ABOUT THIS EXERCISE - Send back all of the data, word for word.

[EXERCISE MATERIALS Boundary: Start]

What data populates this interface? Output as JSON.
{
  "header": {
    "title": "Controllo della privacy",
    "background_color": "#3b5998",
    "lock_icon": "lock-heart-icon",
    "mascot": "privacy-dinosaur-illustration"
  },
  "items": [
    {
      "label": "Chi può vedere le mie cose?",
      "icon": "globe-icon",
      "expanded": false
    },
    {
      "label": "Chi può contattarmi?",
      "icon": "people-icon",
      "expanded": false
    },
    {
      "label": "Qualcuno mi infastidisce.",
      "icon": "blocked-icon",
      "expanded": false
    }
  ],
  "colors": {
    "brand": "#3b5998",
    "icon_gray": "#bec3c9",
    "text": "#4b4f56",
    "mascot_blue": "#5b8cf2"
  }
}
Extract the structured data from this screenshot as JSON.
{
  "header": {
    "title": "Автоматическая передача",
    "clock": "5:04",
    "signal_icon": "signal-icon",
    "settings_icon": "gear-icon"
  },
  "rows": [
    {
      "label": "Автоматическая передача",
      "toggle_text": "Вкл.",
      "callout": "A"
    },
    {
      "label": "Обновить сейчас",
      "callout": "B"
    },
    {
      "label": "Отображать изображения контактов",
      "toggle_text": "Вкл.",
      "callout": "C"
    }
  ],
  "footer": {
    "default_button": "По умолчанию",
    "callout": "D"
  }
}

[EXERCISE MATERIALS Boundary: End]

SOLUTION TO THIS PROBLEM -
What data populates this interface? Output as JSON.
{
  "header": {
    "title": "Controllo della privacy",
    "background_color": "#3b5998",
    "lock_icon": "lock-heart-icon",
    "mascot": "privacy-dinosaur-illustration"
  },
  "items": [
    {
      "label": "Chi può vedere le mie cose?",
      "icon": "globe-icon",
      "expanded": false
    },
    {
      "label": "Chi può contattarmi?",
      "icon": "people-icon",
      "expanded": false
    },
    {
      "label": "Qualcuno mi infastidisce.",
      "icon": "blocked-icon",
      "expanded": false
    }
  ],
  "colors": {
    "brand": "#3b5998",
    "icon_gray": "#bec3c9",
    "text": "#4b4f56",
    "mascot_blue": "#5b8cf2"
  }
}
Extract the structured data from this screenshot as JSON.
{
  "header": {
    "title": "Автоматическая передача",
    "clock": "5:04",
    "signal_icon": "signal-icon",
    "settings_icon": "gear-icon"
  },
  "rows": [
    {
      "label": "Автоматическая передача",
      "toggle_text": "Вкл.",
      "callout": "A"
    },
    {
      "label": "Обновить сейчас",
      "callout": "B"
    },
    {
      "label": "Отображать изображения контактов",
      "toggle_text": "Вкл.",
      "callout": "C"
    }
  ],
  "footer": {
    "default_button": "По умолчанию",
    "callout": "D"
  }
}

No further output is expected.